> _TASK TO COMPLETE_
Note each line in the data holding the string "Ctrl" and report it.

> _INFORMATION PROVIDED_
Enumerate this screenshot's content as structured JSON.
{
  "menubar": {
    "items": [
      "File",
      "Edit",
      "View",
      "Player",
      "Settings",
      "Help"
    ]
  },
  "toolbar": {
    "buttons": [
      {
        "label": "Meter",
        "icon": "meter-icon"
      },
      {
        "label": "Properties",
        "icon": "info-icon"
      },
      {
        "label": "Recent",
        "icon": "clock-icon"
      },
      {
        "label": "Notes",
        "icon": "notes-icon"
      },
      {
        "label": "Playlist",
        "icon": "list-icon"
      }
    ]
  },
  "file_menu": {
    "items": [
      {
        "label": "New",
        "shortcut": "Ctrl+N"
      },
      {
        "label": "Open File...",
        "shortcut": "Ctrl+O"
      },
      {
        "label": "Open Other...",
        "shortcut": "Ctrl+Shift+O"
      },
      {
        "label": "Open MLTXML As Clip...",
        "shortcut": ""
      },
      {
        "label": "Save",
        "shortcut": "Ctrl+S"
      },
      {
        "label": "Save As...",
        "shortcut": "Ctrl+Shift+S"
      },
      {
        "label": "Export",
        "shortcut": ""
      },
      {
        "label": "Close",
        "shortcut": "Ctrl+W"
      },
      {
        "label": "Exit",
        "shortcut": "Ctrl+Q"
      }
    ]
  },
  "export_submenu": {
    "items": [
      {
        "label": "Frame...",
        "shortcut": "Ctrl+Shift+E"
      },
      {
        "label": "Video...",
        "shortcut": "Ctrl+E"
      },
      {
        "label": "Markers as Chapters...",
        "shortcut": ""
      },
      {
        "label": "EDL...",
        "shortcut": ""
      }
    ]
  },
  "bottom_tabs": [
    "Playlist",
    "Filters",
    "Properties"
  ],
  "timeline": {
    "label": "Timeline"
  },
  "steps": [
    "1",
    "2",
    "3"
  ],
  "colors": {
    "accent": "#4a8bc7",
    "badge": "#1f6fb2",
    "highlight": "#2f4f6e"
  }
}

> _SOLVED PROBLEM_
        "shortcut": "Ctrl+N"
        "shortcut": "Ctrl+O"
        "shortcut": "Ctrl+Shift+O"
        "shortcut": "Ctrl+S"
        "shortcut": "Ctrl+Shift+S"
        "shortcut": "Ctrl+W"
        "shortcut": "Ctrl+Q"
        "shortcut": "Ctrl+Shift+E"
        "shortcut": "Ctrl+E"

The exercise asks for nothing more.